Computational Neuroscience has made great strides in the last years, clearly shaping the way we think about neuronal dynamics and information processing. This concerns in particular the topic for joint Research at the Bernstein Center for Computational Neuroscience in Munich – “How are space and time represented in neuronal systems?”

The center is part of National Bernstein Network for Computational Neuroscience (NNCN), funded by the Federal Ministry of Education and Research. The Network is named after Julius Bernstein (1835-1917), the German physiologist and biophysicist whose “Membrane Theory” gave the first explanation of action potentials (1902).

The main scientific focus of the Bernstein Center Munich lies on the investigation and understanding of Neural Representations of Space and Time. Convenient processing of space and time in the brain is of fundamental importance for the survival of organisms – from the localization of objects by auditory and visal cues to the planning and neuronal control of future movements. To answer the question of how living organisms (have learnt to) solve the hard computational problems inherent to spatio-temporal information processing, the Bernstein Center Munich has an interdisciplinary and comparative approach:

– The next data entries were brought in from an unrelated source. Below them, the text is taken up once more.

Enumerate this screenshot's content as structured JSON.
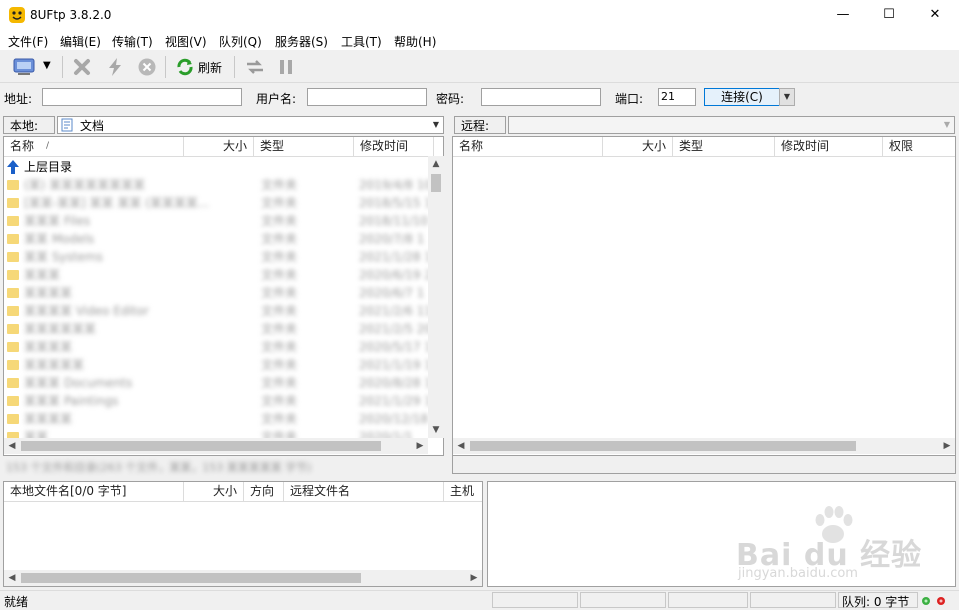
{
  "window": {
    "title": "8UFtp 3.8.2.0",
    "minimize": "—",
    "maximize": "☐",
    "close": "✕"
  },
  "menu": [
    "文件(F)",
    "编辑(E)",
    "传输(T)",
    "视图(V)",
    "队列(Q)",
    "服务器(S)",
    "工具(T)",
    "帮助(H)"
  ],
  "toolbar": {
    "refresh_label": "刷新"
  },
  "connection": {
    "address_label": "地址:",
    "address_value": "",
    "user_label": "用户名:",
    "user_value": "",
    "password_label": "密码:",
    "password_value": "",
    "port_label": "端口:",
    "port_value": "21",
    "connect_label": "连接(C)"
  },
  "local": {
    "label": "本地:",
    "path": "文档",
    "columns": {
      "name": "名称",
      "sort_marker": "/",
      "size": "大小",
      "type": "类型",
      "modified": "修改时间"
    },
    "parent_dir": "上层目录",
    "rows": [
      {
        "name": "(某) 某某某某某某某某",
        "type": "文件夹",
        "modified": "2019/4/8 10"
      },
      {
        "name": "[某某-某某] 某某 某某 (某某某某...",
        "type": "文件夹",
        "modified": "2018/5/15 1"
      },
      {
        "name": "某某某 Files",
        "type": "文件夹",
        "modified": "2018/11/10 1"
      },
      {
        "name": "某某 Models",
        "type": "文件夹",
        "modified": "2020/7/8 1"
      },
      {
        "name": "某某 Systems",
        "type": "文件夹",
        "modified": "2021/1/28 11"
      },
      {
        "name": "某某某",
        "type": "文件夹",
        "modified": "2020/6/19 2"
      },
      {
        "name": "某某某某",
        "type": "文件夹",
        "modified": "2020/6/7 1"
      },
      {
        "name": "某某某某 Video Editor",
        "type": "文件夹",
        "modified": "2021/2/6 11"
      },
      {
        "name": "某某某某某某",
        "type": "文件夹",
        "modified": "2021/2/5 20"
      },
      {
        "name": "某某某某",
        "type": "文件夹",
        "modified": "2020/5/17 1"
      },
      {
        "name": "某某某某某",
        "type": "文件夹",
        "modified": "2021/1/19 1"
      },
      {
        "name": "某某某 Documents",
        "type": "文件夹",
        "modified": "2020/8/28 1"
      },
      {
        "name": "某某某 Paintings",
        "type": "文件夹",
        "modified": "2021/1/29 1"
      },
      {
        "name": "某某某某",
        "type": "文件夹",
        "modified": "2020/12/18"
      },
      {
        "name": "某某",
        "type": "文件夹",
        "modified": "2020/1/1"
      }
    ],
    "status": "153 个文件和目录(263 个文件，某某，153 某某某某某 字节)"
  },
  "remote": {
    "label": "远程:",
    "path": "",
    "columns": {
      "name": "名称",
      "size": "大小",
      "type": "类型",
      "modified": "修改时间",
      "perm": "权限"
    }
  },
  "queue": {
    "columns": {
      "local_file": "本地文件名[0/0 字节]",
      "size": "大小",
      "direction": "方向",
      "remote_file": "远程文件名",
      "host": "主机"
    }
  },
  "statusbar": {
    "status": "就绪",
    "queue": "队列: 0 字节"
  },
  "watermark": {
    "brand": "Bai du 经验",
    "url": "jingyan.baidu.com"
  }
}
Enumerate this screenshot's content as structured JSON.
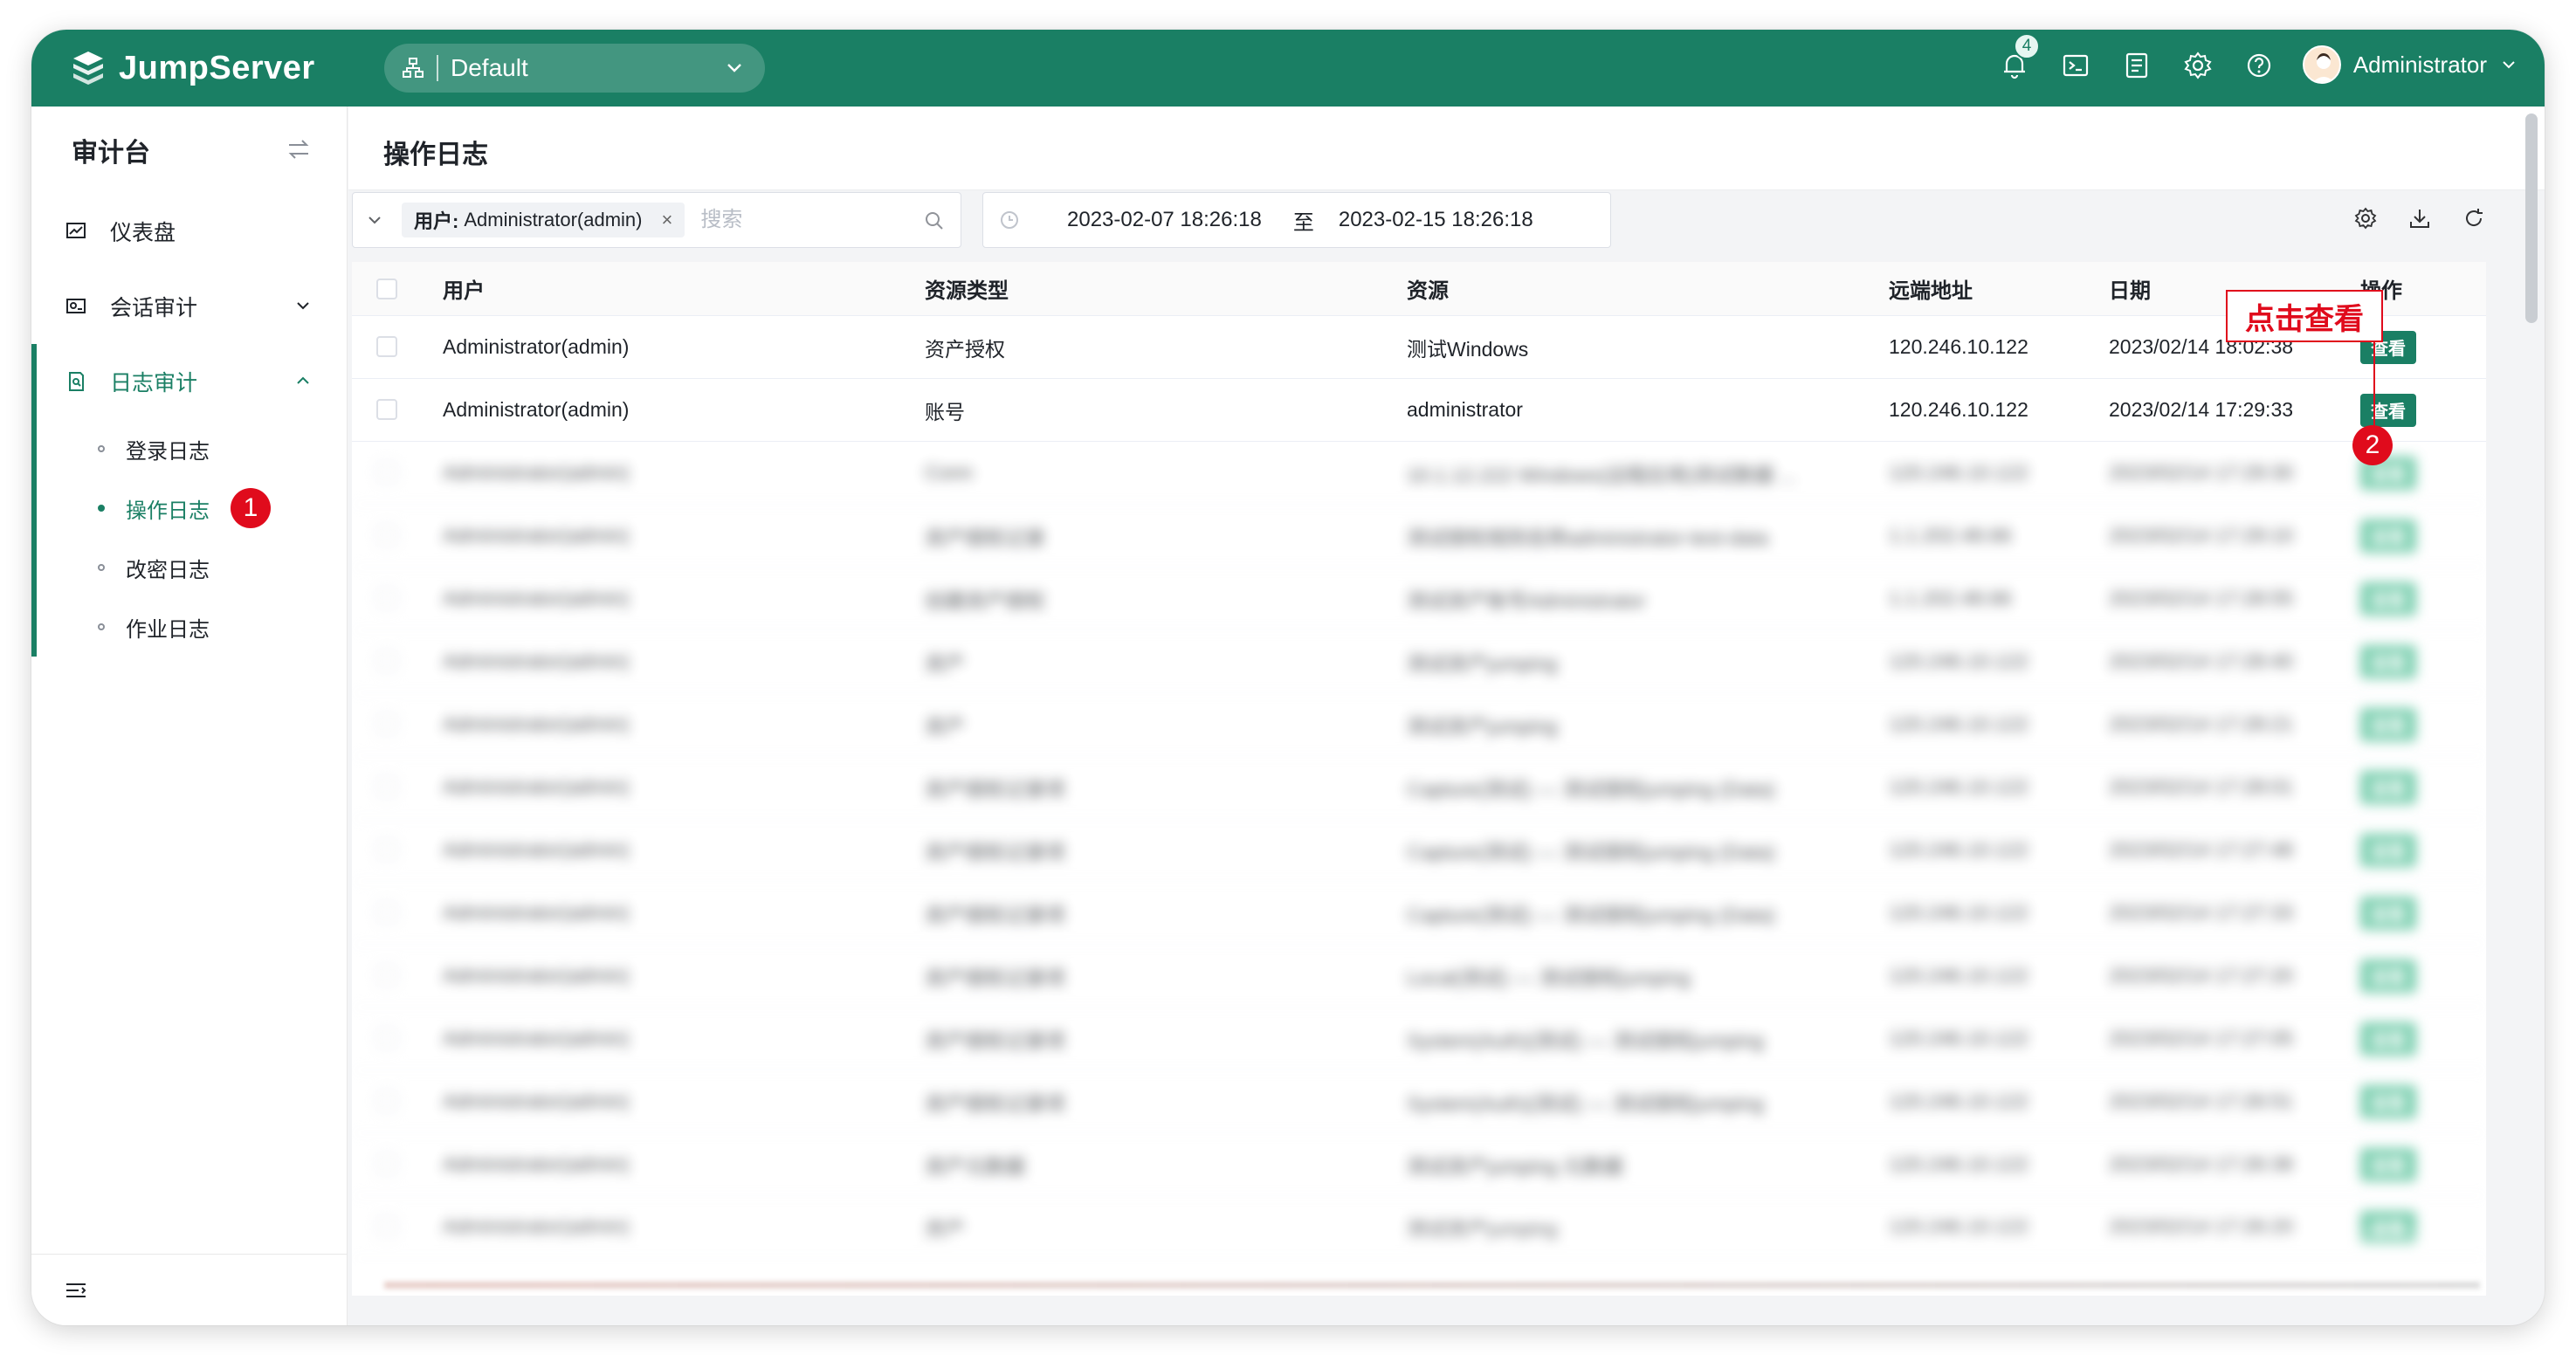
{
  "topbar": {
    "brand": "JumpServer",
    "org": "Default",
    "notification_count": "4",
    "user_name": "Administrator",
    "brand_color": "#1a7f64"
  },
  "sidebar": {
    "title": "审计台",
    "items": [
      {
        "label": "仪表盘",
        "icon": "dashboard-icon"
      },
      {
        "label": "会话审计",
        "icon": "session-audit-icon"
      },
      {
        "label": "日志审计",
        "icon": "log-audit-icon"
      }
    ],
    "sub_items": [
      {
        "label": "登录日志"
      },
      {
        "label": "操作日志"
      },
      {
        "label": "改密日志"
      },
      {
        "label": "作业日志"
      }
    ],
    "marker": "1"
  },
  "main": {
    "page_title": "操作日志",
    "filter_key": "用户:",
    "filter_value": "Administrator(admin)",
    "search_placeholder": "搜索",
    "date_start": "2023-02-07 18:26:18",
    "date_to": "至",
    "date_end": "2023-02-15 18:26:18"
  },
  "table": {
    "headers": {
      "user": "用户",
      "type": "资源类型",
      "resource": "资源",
      "ip": "远端地址",
      "date": "日期",
      "op": "操作"
    },
    "rows": [
      {
        "user": "Administrator(admin)",
        "type": "资产授权",
        "resource": "测试Windows",
        "ip": "120.246.10.122",
        "date": "2023/02/14 18:02:38",
        "op": "查看"
      },
      {
        "user": "Administrator(admin)",
        "type": "账号",
        "resource": "administrator",
        "ip": "120.246.10.122",
        "date": "2023/02/14 17:29:33",
        "op": "查看"
      }
    ],
    "blurred_rows": [
      {
        "user": "Administrator(admin)",
        "type": "Conn",
        "resource": "10.1.12.222 Windows(远程应用)测试数据 ...",
        "ip": "120.246.10.122",
        "date": "2023/02/14 17:29:30",
        "op": "查看"
      },
      {
        "user": "Administrator(admin)",
        "type": "资产授权记录",
        "resource": "测试授权规则名称administrator-test-data",
        "ip": "1.1.202.48.66",
        "date": "2023/02/14 17:29:10",
        "op": "查看"
      },
      {
        "user": "Administrator(admin)",
        "type": "创建资产授权",
        "resource": "测试资产账号Administrator",
        "ip": "1.1.202.48.66",
        "date": "2023/02/14 17:28:55",
        "op": "查看"
      },
      {
        "user": "Administrator(admin)",
        "type": "资产",
        "resource": "测试资产jumping",
        "ip": "120.246.10.122",
        "date": "2023/02/14 17:28:40",
        "op": "查看"
      },
      {
        "user": "Administrator(admin)",
        "type": "资产",
        "resource": "测试资产jumping",
        "ip": "120.246.10.122",
        "date": "2023/02/14 17:28:21",
        "op": "查看"
      },
      {
        "user": "Administrator(admin)",
        "type": "资产授权记录项",
        "resource": "Capture(测试) — 测试授权jumping (Data)",
        "ip": "120.246.10.122",
        "date": "2023/02/14 17:28:01",
        "op": "查看"
      },
      {
        "user": "Administrator(admin)",
        "type": "资产授权记录项",
        "resource": "Capture(测试) — 测试授权jumping (Data)",
        "ip": "120.246.10.122",
        "date": "2023/02/14 17:27:48",
        "op": "查看"
      },
      {
        "user": "Administrator(admin)",
        "type": "资产授权记录项",
        "resource": "Capture(测试) — 测试授权jumping (Data)",
        "ip": "120.246.10.122",
        "date": "2023/02/14 17:27:33",
        "op": "查看"
      },
      {
        "user": "Administrator(admin)",
        "type": "资产授权记录项",
        "resource": "Local(测试) — 测试授权jumping",
        "ip": "120.246.10.122",
        "date": "2023/02/14 17:27:20",
        "op": "查看"
      },
      {
        "user": "Administrator(admin)",
        "type": "资产授权记录项",
        "resource": "System(Auth)(测试) — 测试授权jumping",
        "ip": "120.246.10.122",
        "date": "2023/02/14 17:27:05",
        "op": "查看"
      },
      {
        "user": "Administrator(admin)",
        "type": "资产授权记录项",
        "resource": "System(Auth)(测试) — 测试授权jumping",
        "ip": "120.246.10.122",
        "date": "2023/02/14 17:26:51",
        "op": "查看"
      },
      {
        "user": "Administrator(admin)",
        "type": "资产元数据",
        "resource": "测试资产jumping 元数据",
        "ip": "120.246.10.122",
        "date": "2023/02/14 17:26:38",
        "op": "查看"
      },
      {
        "user": "Administrator(admin)",
        "type": "资产",
        "resource": "测试资产jumping",
        "ip": "120.246.10.122",
        "date": "2023/02/14 17:26:20",
        "op": "查看"
      }
    ]
  },
  "annotation": {
    "callout": "点击查看",
    "marker": "2",
    "color": "#e00b1c"
  }
}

Through theoretical concepts and methods (A), we aim to advance and closely connect experimental neuroscience (B), engineering (C) and translational research to medicine (D). Six sub-themes foster intense scientific and methodological interactions strongly interlink the Center’s Principial Research Projects. Projects concerning Invariant Representations, Population Codes and Multimodal Interactions address key concepts of neural computation and set the stage for understanding representations of space-time on the single-cell, network, and system’s level. Projects concerning Closed-Loop Technologies, Hearing & Neuroprostheses and Navigation forge methodological links across projects and cover important application aspects.

Kontakt:
LMU BioCenter
Department Biology II Neurobiology
Munich Center for Neurosciences – Brain & Mind
Großhaderner Str. 2
D-82152 Planegg-Martinsried
mcn.office@bio.lmu.de
Tel.: +49 (0)89 / 2180-74303

Quelle: bccn munich (Text)